That’s the question that reader John Harris has been asking himself lately. He’s not alone: In 1862, one of The Atlantic’s founders, Ralph Waldo Emerson, wondered the same thing about aging. Acknowledging that “the creed of the street is, Old Age is not disgraceful, but immensely disadvantageous,” Emerson set out to explain the upsides of senescence. A common theme is the sense of serenity that comes with age and experience:
Youth suffers not only from ungratified desires, but from powers untried, and from a picture in his mind of a career which has, as yet, no outward reality. He is tormented with the want of correspondence between things and thoughts. … Every faculty new to each man thus goads him and drives him out into doleful deserts, until it finds proper vent. … One by one, day after day, he learns to coin his wishes into facts. He has his calling, homestead, social connection, and personal power, and thus, at the end of fifty years, his soul is appeased by seeing some sort of correspondence between his wish and his possession. This makes the value of age, the satisfaction it slowly offers to every craving. He is serene who does not feel himself pinched and wronged, but whose condition, in particular and in general, allows the utterance of his mind.
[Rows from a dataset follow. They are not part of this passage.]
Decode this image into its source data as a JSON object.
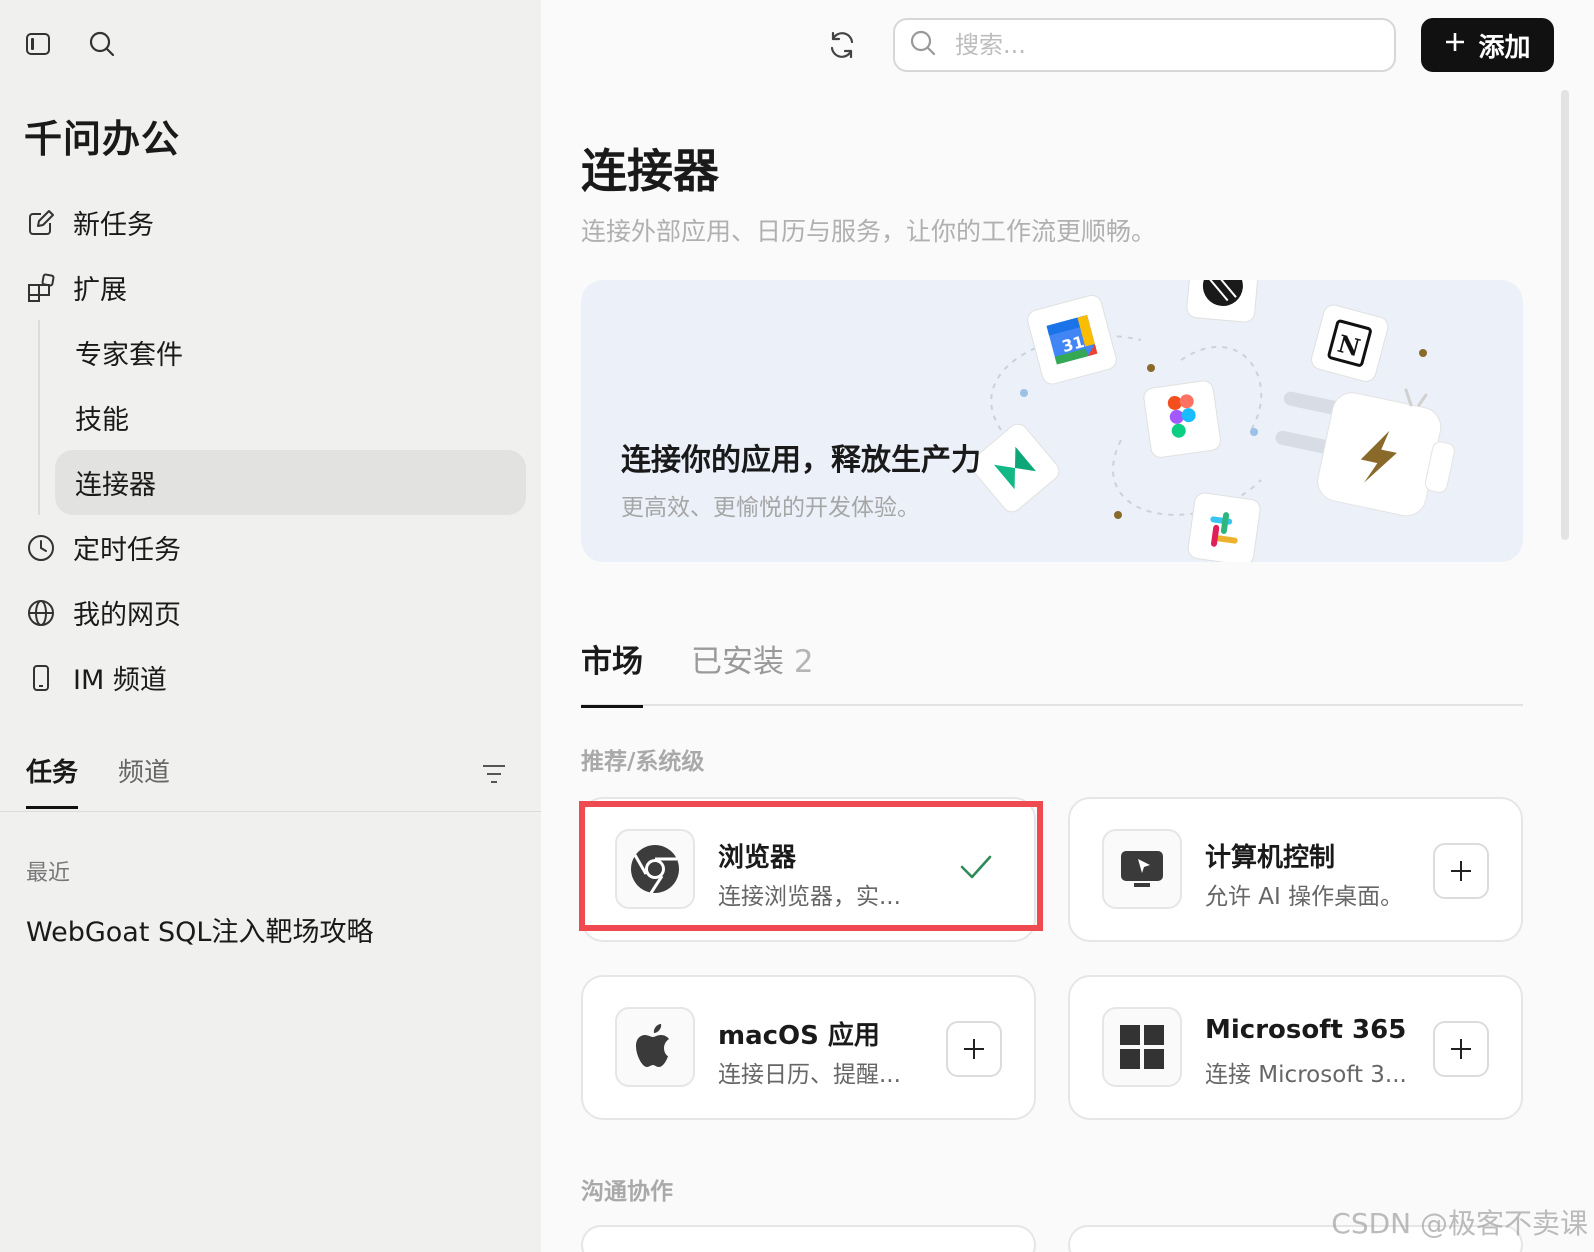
{
  "sidebar": {
    "app_title": "千问办公",
    "nav": [
      {
        "label": "新任务",
        "icon": "edit-icon"
      },
      {
        "label": "扩展",
        "icon": "extensions-icon"
      }
    ],
    "sub_items": [
      {
        "label": "专家套件"
      },
      {
        "label": "技能"
      },
      {
        "label": "连接器",
        "active": true
      }
    ],
    "nav2": [
      {
        "label": "定时任务",
        "icon": "clock-icon"
      },
      {
        "label": "我的网页",
        "icon": "globe-icon"
      },
      {
        "label": "IM 频道",
        "icon": "phone-icon"
      }
    ],
    "tabs": [
      {
        "label": "任务",
        "active": true
      },
      {
        "label": "频道",
        "active": false
      }
    ],
    "recent_label": "最近",
    "recent_items": [
      "WebGoat SQL注入靶场攻略"
    ]
  },
  "header": {
    "search_placeholder": "搜索...",
    "add_label": "添加"
  },
  "main": {
    "title": "连接器",
    "subtitle": "连接外部应用、日历与服务，让你的工作流更顺畅。",
    "banner": {
      "title": "连接你的应用，释放生产力",
      "subtitle": "更高效、更愉悦的开发体验。"
    },
    "tabs": [
      {
        "label": "市场",
        "active": true
      },
      {
        "label": "已安装",
        "count": "2",
        "active": false
      }
    ],
    "section1_label": "推荐/系统级",
    "section2_label": "沟通协作",
    "cards": [
      {
        "name": "浏览器",
        "desc": "连接浏览器，实...",
        "logo": "chrome-icon",
        "installed": true
      },
      {
        "name": "计算机控制",
        "desc": "允许 AI 操作桌面。",
        "logo": "computer-control-icon",
        "installed": false
      },
      {
        "name": "macOS 应用",
        "desc": "连接日历、提醒...",
        "logo": "apple-icon",
        "installed": false
      },
      {
        "name": "Microsoft 365",
        "desc": "连接 Microsoft 3...",
        "logo": "windows-icon",
        "installed": false
      }
    ]
  },
  "watermark": "CSDN @极客不卖课",
  "colors": {
    "accent": "#111111",
    "highlight": "#ef4a4f",
    "check": "#2e8b57",
    "banner_bg": "#ecf1f9"
  }
}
By 1928, advances in medicine had made it more possible to take a long lifespan for granted. In an Atlantic article titled “The Secret of Longevity” (unavailable online), Cary T. Grayson noted that “probably at no other time in the history of the human race has so much attention been paid to the problem of prolonging the span of life.” He offered a word of warning:
Any programme which has for its object the prolongation of life must also have, accompanying this increased span of life, the ability of the individual to engage actively and with some degree of effectiveness in the affairs of life. Merely to live offers little to the individual if he has lost the ability to think, to grieve, or to hope. There is perhaps no more depressing picture than that of the person who remains on the stage after his act is over.
On the other hand, as Cullen Murphy contended in our January 1993 issue, an eternity spent with no decrease in faculties wouldn’t necessarily be desirable either:
There are a lot of characters in literature who have been endowed with immortality and who do manage to keep their youth. Unfortunately, in many cases nobody else does. Spouses and friends grow old and die. Societies change utterly. The immortals, their only constant companion a pervading loneliness, go on and on. This is the pathetic core of legends like those of the Flying Dutchman and the Wandering Jew. In Natalie Babbitt’s Tuck Everlasting, a fine and haunting novel for children, the Tuck family has inadvertently achieved immortality by drinking the waters of a magic spring. As the years pass, they are burdened emotionally by an unbridgeable remoteness from a world they are in but not of.
Since antiquity, Murphy wrote, literature has had a fairly united stance on immortality: “Tamper with the rhythms of nature and something inevitably goes wrong.” After all, people die to make room for more people, and pushing lifespans beyond their ordinary limits risks straining resources as well as reshaping families.
Charles C. Mann examined some of those potential consequences in his May 2005 Atlantic piece “The Coming Death Shortage,” predicting a social order increasingly stratified between “the very old and very rich on top … a mass of the ordinary old … and the diminishingly influential young.” Presciently, a few years before the collapse of the real-estate bubble that wiped out millions of Americans’ retirement savings, Mann outlined the effects of an increased proportion of older people in the workforce: